Assignment
Restate the entire listing word for word.

Data extract

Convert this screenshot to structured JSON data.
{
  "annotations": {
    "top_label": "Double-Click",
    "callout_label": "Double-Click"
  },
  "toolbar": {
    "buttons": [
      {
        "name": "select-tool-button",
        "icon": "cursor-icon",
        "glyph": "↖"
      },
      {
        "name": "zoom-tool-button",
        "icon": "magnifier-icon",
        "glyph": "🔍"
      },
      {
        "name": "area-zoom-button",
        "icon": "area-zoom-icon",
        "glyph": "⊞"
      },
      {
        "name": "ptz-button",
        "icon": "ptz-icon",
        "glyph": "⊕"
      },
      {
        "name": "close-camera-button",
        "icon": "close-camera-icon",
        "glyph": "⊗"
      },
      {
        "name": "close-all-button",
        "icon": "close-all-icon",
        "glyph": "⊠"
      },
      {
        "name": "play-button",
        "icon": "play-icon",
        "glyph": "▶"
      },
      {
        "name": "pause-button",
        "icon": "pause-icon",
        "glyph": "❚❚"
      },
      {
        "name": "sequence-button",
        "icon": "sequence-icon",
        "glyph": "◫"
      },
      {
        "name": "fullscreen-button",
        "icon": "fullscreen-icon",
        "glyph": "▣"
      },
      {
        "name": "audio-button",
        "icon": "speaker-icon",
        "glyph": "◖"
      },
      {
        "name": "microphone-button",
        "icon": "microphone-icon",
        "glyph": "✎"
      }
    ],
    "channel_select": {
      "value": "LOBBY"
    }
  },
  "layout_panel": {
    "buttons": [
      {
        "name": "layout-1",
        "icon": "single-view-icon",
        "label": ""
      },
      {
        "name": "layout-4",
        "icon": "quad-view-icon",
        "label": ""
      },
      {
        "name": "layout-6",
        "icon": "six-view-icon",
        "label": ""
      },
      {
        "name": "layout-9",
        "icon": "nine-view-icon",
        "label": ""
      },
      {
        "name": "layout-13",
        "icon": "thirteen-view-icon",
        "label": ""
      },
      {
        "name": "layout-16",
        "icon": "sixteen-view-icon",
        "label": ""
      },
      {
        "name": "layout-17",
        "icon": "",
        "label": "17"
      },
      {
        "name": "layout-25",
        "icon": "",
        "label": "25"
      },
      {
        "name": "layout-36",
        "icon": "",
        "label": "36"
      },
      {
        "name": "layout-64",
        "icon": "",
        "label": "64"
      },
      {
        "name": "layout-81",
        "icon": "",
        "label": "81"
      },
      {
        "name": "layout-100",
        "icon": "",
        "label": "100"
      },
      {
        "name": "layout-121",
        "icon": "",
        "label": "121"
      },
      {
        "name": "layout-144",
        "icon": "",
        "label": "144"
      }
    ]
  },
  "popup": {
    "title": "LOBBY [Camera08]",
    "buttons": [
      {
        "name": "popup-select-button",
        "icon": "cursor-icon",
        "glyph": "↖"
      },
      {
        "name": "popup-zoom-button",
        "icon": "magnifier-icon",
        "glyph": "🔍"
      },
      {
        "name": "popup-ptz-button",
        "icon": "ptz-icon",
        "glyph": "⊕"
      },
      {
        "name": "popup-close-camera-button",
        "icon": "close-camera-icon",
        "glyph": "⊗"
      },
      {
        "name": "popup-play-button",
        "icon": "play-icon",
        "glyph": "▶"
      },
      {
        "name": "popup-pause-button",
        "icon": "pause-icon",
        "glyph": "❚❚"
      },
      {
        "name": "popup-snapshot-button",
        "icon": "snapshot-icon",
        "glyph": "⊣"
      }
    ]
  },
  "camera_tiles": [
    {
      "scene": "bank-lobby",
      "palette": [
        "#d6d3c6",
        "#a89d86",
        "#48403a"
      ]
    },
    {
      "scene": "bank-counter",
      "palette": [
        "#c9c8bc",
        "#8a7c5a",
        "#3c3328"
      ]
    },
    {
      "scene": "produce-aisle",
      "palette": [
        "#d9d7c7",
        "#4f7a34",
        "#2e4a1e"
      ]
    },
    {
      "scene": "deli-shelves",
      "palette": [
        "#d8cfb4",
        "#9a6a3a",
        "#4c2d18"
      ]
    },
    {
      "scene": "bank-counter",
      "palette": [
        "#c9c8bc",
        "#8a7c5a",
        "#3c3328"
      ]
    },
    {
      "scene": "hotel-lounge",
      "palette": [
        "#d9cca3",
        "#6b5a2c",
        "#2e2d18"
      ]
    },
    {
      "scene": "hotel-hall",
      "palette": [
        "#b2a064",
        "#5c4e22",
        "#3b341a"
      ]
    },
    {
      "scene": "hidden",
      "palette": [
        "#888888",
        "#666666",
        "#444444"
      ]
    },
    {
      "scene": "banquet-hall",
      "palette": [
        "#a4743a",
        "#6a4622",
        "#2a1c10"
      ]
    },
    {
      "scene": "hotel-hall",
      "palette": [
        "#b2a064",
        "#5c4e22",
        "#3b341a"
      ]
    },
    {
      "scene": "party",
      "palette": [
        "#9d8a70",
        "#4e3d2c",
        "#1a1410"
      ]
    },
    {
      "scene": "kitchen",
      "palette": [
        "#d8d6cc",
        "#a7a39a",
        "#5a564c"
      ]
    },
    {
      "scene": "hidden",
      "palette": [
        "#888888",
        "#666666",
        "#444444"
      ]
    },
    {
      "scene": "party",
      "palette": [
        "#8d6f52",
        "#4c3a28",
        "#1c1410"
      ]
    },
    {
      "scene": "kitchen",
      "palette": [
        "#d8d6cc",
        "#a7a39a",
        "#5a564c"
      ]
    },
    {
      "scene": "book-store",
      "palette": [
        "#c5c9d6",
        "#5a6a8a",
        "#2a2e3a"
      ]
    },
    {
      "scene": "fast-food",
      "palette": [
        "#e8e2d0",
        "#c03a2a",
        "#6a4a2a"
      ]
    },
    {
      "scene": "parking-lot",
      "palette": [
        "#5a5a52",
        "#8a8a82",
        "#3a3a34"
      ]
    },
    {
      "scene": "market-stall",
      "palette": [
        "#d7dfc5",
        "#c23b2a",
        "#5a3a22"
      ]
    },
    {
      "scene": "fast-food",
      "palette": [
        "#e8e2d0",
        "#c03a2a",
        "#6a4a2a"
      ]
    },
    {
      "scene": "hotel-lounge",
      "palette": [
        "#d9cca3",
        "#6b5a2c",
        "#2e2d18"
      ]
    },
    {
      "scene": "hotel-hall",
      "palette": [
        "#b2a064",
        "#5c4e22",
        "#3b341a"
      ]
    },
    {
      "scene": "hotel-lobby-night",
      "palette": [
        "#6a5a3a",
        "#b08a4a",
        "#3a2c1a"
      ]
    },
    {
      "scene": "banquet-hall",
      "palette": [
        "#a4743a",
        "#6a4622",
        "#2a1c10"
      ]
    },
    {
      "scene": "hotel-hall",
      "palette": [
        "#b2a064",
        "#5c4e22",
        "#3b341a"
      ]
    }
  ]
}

Response to the task
Convert this screenshot to structured JSON data.
{
  "annotations": {
    "top_label": "Double-Click",
    "callout_label": "Double-Click"
  },
  "toolbar": {
    "buttons": [
      {
        "name": "select-tool-button",
        "icon": "cursor-icon",
        "glyph": "↖"
      },
      {
        "name": "zoom-tool-button",
        "icon": "magnifier-icon",
        "glyph": "🔍"
      },
      {
        "name": "area-zoom-button",
        "icon": "area-zoom-icon",
        "glyph": "⊞"
      },
      {
        "name": "ptz-button",
        "icon": "ptz-icon",
        "glyph": "⊕"
      },
      {
        "name": "close-camera-button",
        "icon": "close-camera-icon",
        "glyph": "⊗"
      },
      {
        "name": "close-all-button",
        "icon": "close-all-icon",
        "glyph": "⊠"
      },
      {
        "name": "play-button",
        "icon": "play-icon",
        "glyph": "▶"
      },
      {
        "name": "pause-button",
        "icon": "pause-icon",
        "glyph": "❚❚"
      },
      {
        "name": "sequence-button",
        "icon": "sequence-icon",
        "glyph": "◫"
      },
      {
        "name": "fullscreen-button",
        "icon": "fullscreen-icon",
        "glyph": "▣"
      },
      {
        "name": "audio-button",
        "icon": "speaker-icon",
        "glyph": "◖"
      },
      {
        "name": "microphone-button",
        "icon": "microphone-icon",
        "glyph": "✎"
      }
    ],
    "channel_select": {
      "value": "LOBBY"
    }
  },
  "layout_panel": {
    "buttons": [
      {
        "name": "layout-1",
        "icon": "single-view-icon",
        "label": ""
      },
      {
        "name": "layout-4",
        "icon": "quad-view-icon",
        "label": ""
      },
      {
        "name": "layout-6",
        "icon": "six-view-icon",
        "label": ""
      },
      {
        "name": "layout-9",
        "icon": "nine-view-icon",
        "label": ""
      },
      {
        "name": "layout-13",
        "icon": "thirteen-view-icon",
        "label": ""
      },
      {
        "name": "layout-16",
        "icon": "sixteen-view-icon",
        "label": ""
      },
      {
        "name": "layout-17",
        "icon": "",
        "label": "17"
      },
      {
        "name": "layout-25",
        "icon": "",
        "label": "25"
      },
      {
        "name": "layout-36",
        "icon": "",
        "label": "36"
      },
      {
        "name": "layout-64",
        "icon": "",
        "label": "64"
      },
      {
        "name": "layout-81",
        "icon": "",
        "label": "81"
      },
      {
        "name": "layout-100",
        "icon": "",
        "label": "100"
      },
      {
        "name": "layout-121",
        "icon": "",
        "label": "121"
      },
      {
        "name": "layout-144",
        "icon": "",
        "label": "144"
      }
    ]
  },
  "popup": {
    "title": "LOBBY [Camera08]",
    "buttons": [
      {
        "name": "popup-select-button",
        "icon": "cursor-icon",
        "glyph": "↖"
      },
      {
        "name": "popup-zoom-button",
        "icon": "magnifier-icon",
        "glyph": "🔍"
      },
      {
        "name": "popup-ptz-button",
        "icon": "ptz-icon",
        "glyph": "⊕"
      },
      {
        "name": "popup-close-camera-button",
        "icon": "close-camera-icon",
        "glyph": "⊗"
      },
      {
        "name": "popup-play-button",
        "icon": "play-icon",
        "glyph": "▶"
      },
      {
        "name": "popup-pause-button",
        "icon": "pause-icon",
        "glyph": "❚❚"
      },
      {
        "name": "popup-snapshot-button",
        "icon": "snapshot-icon",
        "glyph": "⊣"
      }
    ]
  },
  "camera_tiles": [
    {
      "scene": "bank-lobby",
      "palette": [
        "#d6d3c6",
        "#a89d86",
        "#48403a"
      ]
    },
    {
      "scene": "bank-counter",
      "palette": [
        "#c9c8bc",
        "#8a7c5a",
        "#3c3328"
      ]
    },
    {
      "scene": "produce-aisle",
      "palette": [
        "#d9d7c7",
        "#4f7a34",
        "#2e4a1e"
      ]
    },
    {
      "scene": "deli-shelves",
      "palette": [
        "#d8cfb4",
        "#9a6a3a",
        "#4c2d18"
      ]
    },
    {
      "scene": "bank-counter",
      "palette": [
        "#c9c8bc",
        "#8a7c5a",
        "#3c3328"
      ]
    },
    {
      "scene": "hotel-lounge",
      "palette": [
        "#d9cca3",
        "#6b5a2c",
        "#2e2d18"
      ]
    },
    {
      "scene": "hotel-hall",
      "palette": [
        "#b2a064",
        "#5c4e22",
        "#3b341a"
      ]
    },
    {
      "scene": "hidden",
      "palette": [
        "#888888",
        "#666666",
        "#444444"
      ]
    },
    {
      "scene": "banquet-hall",
      "palette": [
        "#a4743a",
        "#6a4622",
        "#2a1c10"
      ]
    },
    {
      "scene": "hotel-hall",
      "palette": [
        "#b2a064",
        "#5c4e22",
        "#3b341a"
      ]
    },
    {
      "scene": "party",
      "palette": [
        "#9d8a70",
        "#4e3d2c",
        "#1a1410"
      ]
    },
    {
      "scene": "kitchen",
      "palette": [
        "#d8d6cc",
        "#a7a39a",
        "#5a564c"
      ]
    },
    {
      "scene": "hidden",
      "palette": [
        "#888888",
        "#666666",
        "#444444"
      ]
    },
    {
      "scene": "party",
      "palette": [
        "#8d6f52",
        "#4c3a28",
        "#1c1410"
      ]
    },
    {
      "scene": "kitchen",
      "palette": [
        "#d8d6cc",
        "#a7a39a",
        "#5a564c"
      ]
    },
    {
      "scene": "book-store",
      "palette": [
        "#c5c9d6",
        "#5a6a8a",
        "#2a2e3a"
      ]
    },
    {
      "scene": "fast-food",
      "palette": [
        "#e8e2d0",
        "#c03a2a",
        "#6a4a2a"
      ]
    },
    {
      "scene": "parking-lot",
      "palette": [
        "#5a5a52",
        "#8a8a82",
        "#3a3a34"
      ]
    },
    {
      "scene": "market-stall",
      "palette": [
        "#d7dfc5",
        "#c23b2a",
        "#5a3a22"
      ]
    },
    {
      "scene": "fast-food",
      "palette": [
        "#e8e2d0",
        "#c03a2a",
        "#6a4a2a"
      ]
    },
    {
      "scene": "hotel-lounge",
      "palette": [
        "#d9cca3",
        "#6b5a2c",
        "#2e2d18"
      ]
    },
    {
      "scene": "hotel-hall",
      "palette": [
        "#b2a064",
        "#5c4e22",
        "#3b341a"
      ]
    },
    {
      "scene": "hotel-lobby-night",
      "palette": [
        "#6a5a3a",
        "#b08a4a",
        "#3a2c1a"
      ]
    },
    {
      "scene": "banquet-hall",
      "palette": [
        "#a4743a",
        "#6a4622",
        "#2a1c10"
      ]
    },
    {
      "scene": "hotel-hall",
      "palette": [
        "#b2a064",
        "#5c4e22",
        "#3b341a"
      ]
    }
  ]
}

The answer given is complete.